- [WHAT TO PRODUCE]
Word for word, set down the listing that appears after this line.

- [MATERIAL FOR THIS TASK]
▼▼▼
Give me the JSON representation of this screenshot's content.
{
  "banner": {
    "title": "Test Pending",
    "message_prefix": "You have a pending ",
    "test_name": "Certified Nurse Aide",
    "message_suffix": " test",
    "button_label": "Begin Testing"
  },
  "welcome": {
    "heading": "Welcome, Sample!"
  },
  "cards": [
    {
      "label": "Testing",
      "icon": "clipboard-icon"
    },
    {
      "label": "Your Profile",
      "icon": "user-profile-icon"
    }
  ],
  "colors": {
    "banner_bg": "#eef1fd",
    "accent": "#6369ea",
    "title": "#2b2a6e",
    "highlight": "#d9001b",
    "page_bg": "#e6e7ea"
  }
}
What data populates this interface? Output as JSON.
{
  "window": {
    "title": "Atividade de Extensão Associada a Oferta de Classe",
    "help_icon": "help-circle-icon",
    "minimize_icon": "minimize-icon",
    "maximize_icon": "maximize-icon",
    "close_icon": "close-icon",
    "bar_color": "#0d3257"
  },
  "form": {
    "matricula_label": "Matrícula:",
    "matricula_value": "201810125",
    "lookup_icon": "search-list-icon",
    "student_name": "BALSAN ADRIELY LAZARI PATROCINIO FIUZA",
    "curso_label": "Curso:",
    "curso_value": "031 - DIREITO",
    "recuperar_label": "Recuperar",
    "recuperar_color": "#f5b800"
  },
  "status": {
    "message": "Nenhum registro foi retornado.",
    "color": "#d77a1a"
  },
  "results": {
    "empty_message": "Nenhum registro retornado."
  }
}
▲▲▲
- [ANSWER]
Give me the JSON representation of this screenshot's content.
{
  "banner": {
    "title": "Test Pending",
    "message_prefix": "You have a pending ",
    "test_name": "Certified Nurse Aide",
    "message_suffix": " test",
    "button_label": "Begin Testing"
  },
  "welcome": {
    "heading": "Welcome, Sample!"
  },
  "cards": [
    {
      "label": "Testing",
      "icon": "clipboard-icon"
    },
    {
      "label": "Your Profile",
      "icon": "user-profile-icon"
    }
  ],
  "colors": {
    "banner_bg": "#eef1fd",
    "accent": "#6369ea",
    "title": "#2b2a6e",
    "highlight": "#d9001b",
    "page_bg": "#e6e7ea"
  }
}
What data populates this interface? Output as JSON.
{
  "window": {
    "title": "Atividade de Extensão Associada a Oferta de Classe",
    "help_icon": "help-circle-icon",
    "minimize_icon": "minimize-icon",
    "maximize_icon": "maximize-icon",
    "close_icon": "close-icon",
    "bar_color": "#0d3257"
  },
  "form": {
    "matricula_label": "Matrícula:",
    "matricula_value": "201810125",
    "lookup_icon": "search-list-icon",
    "student_name": "BALSAN ADRIELY LAZARI PATROCINIO FIUZA",
    "curso_label": "Curso:",
    "curso_value": "031 - DIREITO",
    "recuperar_label": "Recuperar",
    "recuperar_color": "#f5b800"
  },
  "status": {
    "message": "Nenhum registro foi retornado.",
    "color": "#d77a1a"
  },
  "results": {
    "empty_message": "Nenhum registro retornado."
  }
}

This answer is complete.